But something seems to work for the city. Despite being one the world’s densest cities, Singapore is repeatedly named one of the world’s most liveable.
This indicates that a holistic perspective, or a systems approach as the Executive Director labelled it, can work.
Inclusion is paramount
One session by the UN used the phrase of ‘leaving no one behind’. Whatever the term, the extent of the challenge relating to all stakeholders was summed up nicely by perspectives from Serbia and Singapore. Due to factors such as youth unemployment and the still pending membership of EU’s inner circle, many young and well-educated Serbians are seeking a more prosperous life elsewhere. As such, they are leaving an entire nation behind.
In Singapore however, the problem is up-side-down. As Khoo Teng Chey explained, “Social inclusion is key in Singapore because if you are excluded, then you have nowhere else to go; there’s just one city.
With liveability, social inclusion is paramount to good living conditions and a cohesive society – not just in Singapore but also in the Nordics for instance; perhaps not coincidently, as Copenhagen and Singapore have conducted numerous professional exchanges over the past decade.
So, the unsettling tension between the seemingly unmeasurable and the urgent need to measure may be a societal Rubik’s cube for researchers, organisations and consultancies alike.

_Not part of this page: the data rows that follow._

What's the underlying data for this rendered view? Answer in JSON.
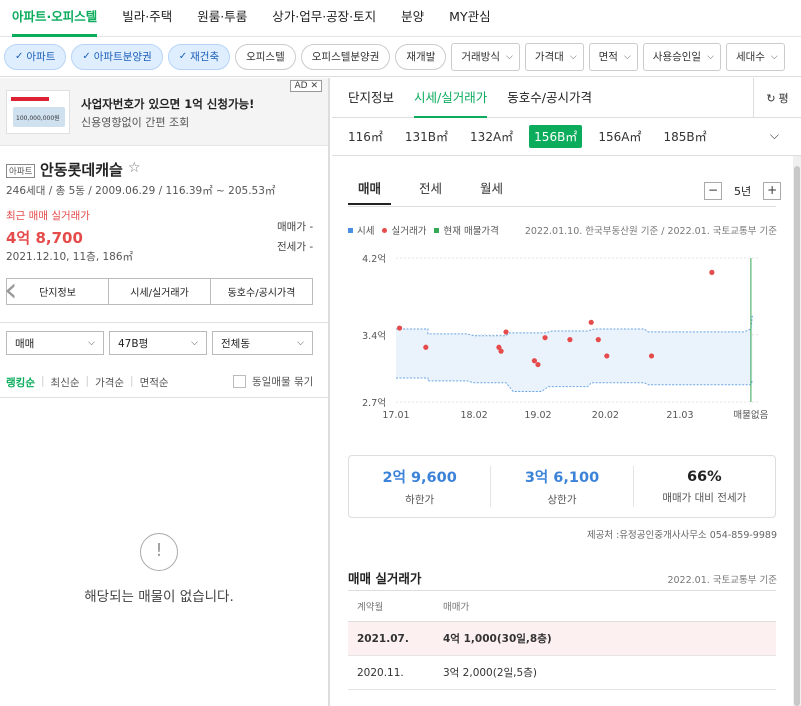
{
  "topnav": {
    "tabs": [
      "아파트·오피스텔",
      "빌라·주택",
      "원룸·투룸",
      "상가·업무·공장·토지",
      "분양",
      "MY관심"
    ],
    "active": 0
  },
  "filters": {
    "chips": [
      {
        "label": "아파트",
        "on": true
      },
      {
        "label": "아파트분양권",
        "on": true
      },
      {
        "label": "재건축",
        "on": true
      },
      {
        "label": "오피스텔",
        "on": false
      },
      {
        "label": "오피스텔분양권",
        "on": false
      },
      {
        "label": "재개발",
        "on": false
      }
    ],
    "dropdowns": [
      "거래방식",
      "가격대",
      "면적",
      "사용승인일",
      "세대수"
    ]
  },
  "ad": {
    "tag": "AD",
    "close": "✕",
    "title": "사업자번호가 있으면 1억 신청가능!",
    "subtitle": "신용영향없이 간편 조회",
    "thumb_text": "100,000,000원"
  },
  "complex": {
    "type_tag": "아파트",
    "name": "안동롯데캐슬",
    "meta": "246세대 / 총 5동 / 2009.06.29 / 116.39㎡ ~ 205.53㎡",
    "recent_label": "최근 매매 실거래가",
    "recent_price": "4억 8,700",
    "recent_detail": "2021.12.10, 11층, 186㎡",
    "sale_label": "매매가 -",
    "jeonse_label": "전세가 -",
    "buttons": [
      "단지정보",
      "시세/실거래가",
      "동호수/공시가격"
    ]
  },
  "left_filters": {
    "trade": "매매",
    "size": "47B평",
    "dong": "전체동"
  },
  "sort": {
    "options": [
      "랭킹순",
      "최신순",
      "가격순",
      "면적순"
    ],
    "active": 0,
    "group_label": "동일매물 묶기"
  },
  "empty": {
    "icon": "!",
    "text": "해당되는 매물이 없습니다."
  },
  "right": {
    "tabs": [
      "단지정보",
      "시세/실거래가",
      "동호수/공시가격"
    ],
    "active_tab": 1,
    "refresh": "평",
    "sizes": [
      "116㎡",
      "131B㎡",
      "132A㎡",
      "156B㎡",
      "156A㎡",
      "185B㎡"
    ],
    "active_size": 3,
    "deal_tabs": [
      "매매",
      "전세",
      "월세"
    ],
    "active_deal": 0,
    "period": {
      "minus": "−",
      "value": "5년",
      "plus": "+"
    }
  },
  "legend": {
    "items": [
      {
        "label": "시세",
        "color": "#4a90e2"
      },
      {
        "label": "실거래가",
        "color": "#e54b4b"
      },
      {
        "label": "현재 매물가격",
        "color": "#34a853"
      }
    ],
    "basis": "2022.01.10. 한국부동산원 기준 / 2022.01. 국토교통부 기준"
  },
  "chart_data": {
    "type": "scatter",
    "y_ticks": [
      "4.2억",
      "3.4억",
      "2.7억"
    ],
    "x_ticks": [
      "17.01",
      "18.02",
      "19.02",
      "20.02",
      "21.03",
      "매물없음"
    ],
    "ylim": [
      2.7,
      4.2
    ],
    "xlim": [
      2017.0,
      2022.1
    ],
    "band_upper": [
      [
        2017.0,
        3.46
      ],
      [
        2017.45,
        3.46
      ],
      [
        2017.45,
        3.41
      ],
      [
        2018.0,
        3.41
      ],
      [
        2018.1,
        3.39
      ],
      [
        2018.55,
        3.39
      ],
      [
        2018.6,
        3.42
      ],
      [
        2019.1,
        3.42
      ],
      [
        2019.2,
        3.44
      ],
      [
        2019.7,
        3.44
      ],
      [
        2019.8,
        3.46
      ],
      [
        2020.5,
        3.46
      ],
      [
        2020.55,
        3.43
      ],
      [
        2021.3,
        3.43
      ],
      [
        2021.9,
        3.43
      ],
      [
        2022.0,
        3.46
      ],
      [
        2022.02,
        3.6
      ]
    ],
    "band_lower": [
      [
        2017.0,
        2.95
      ],
      [
        2017.45,
        2.95
      ],
      [
        2017.45,
        2.92
      ],
      [
        2018.0,
        2.92
      ],
      [
        2018.1,
        2.9
      ],
      [
        2018.55,
        2.9
      ],
      [
        2018.65,
        2.81
      ],
      [
        2019.05,
        2.81
      ],
      [
        2019.15,
        2.86
      ],
      [
        2019.7,
        2.86
      ],
      [
        2019.75,
        2.9
      ],
      [
        2020.5,
        2.9
      ],
      [
        2020.55,
        2.88
      ],
      [
        2021.3,
        2.88
      ],
      [
        2021.9,
        2.88
      ],
      [
        2022.0,
        2.88
      ],
      [
        2022.02,
        2.92
      ]
    ],
    "points": [
      {
        "x": 2017.05,
        "y": 3.47
      },
      {
        "x": 2017.42,
        "y": 3.27
      },
      {
        "x": 2018.45,
        "y": 3.27
      },
      {
        "x": 2018.48,
        "y": 3.23
      },
      {
        "x": 2018.55,
        "y": 3.43
      },
      {
        "x": 2018.95,
        "y": 3.13
      },
      {
        "x": 2019.0,
        "y": 3.09
      },
      {
        "x": 2019.1,
        "y": 3.37
      },
      {
        "x": 2019.45,
        "y": 3.35
      },
      {
        "x": 2019.75,
        "y": 3.53
      },
      {
        "x": 2019.85,
        "y": 3.35
      },
      {
        "x": 2019.97,
        "y": 3.18
      },
      {
        "x": 2020.6,
        "y": 3.18
      },
      {
        "x": 2021.45,
        "y": 4.05
      }
    ],
    "current_marker_x": 2022.0
  },
  "stats": [
    {
      "value": "2억 9,600",
      "label": "하한가"
    },
    {
      "value": "3억 6,100",
      "label": "상한가"
    },
    {
      "value": "66%",
      "label": "매매가 대비 전세가"
    }
  ],
  "provider": "제공처 :유정공인중개사사무소 054-859-9989",
  "transactions": {
    "title": "매매 실거래가",
    "basis": "2022.01. 국토교통부 기준",
    "headers": [
      "계약월",
      "매매가"
    ],
    "rows": [
      {
        "month": "2021.07.",
        "price": "4억 1,000(30일,8층)",
        "highlight": true
      },
      {
        "month": "2020.11.",
        "price": "3억 2,000(2일,5층)",
        "highlight": false
      }
    ]
  }
}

But to conclude on a positive note, all delegates seem to agree about an all-inclusive approach. Any urban development or client action must be for the greater good, not just for the good of privileged people. Or as C40’s Tom Bailey puts it:
“We have to focus on the distribution of an impact before we can say anything meaningful about the actual benefit of a climate action.”
The next World Urban Forum will take place in 2020 hosted by Abi Dhabi.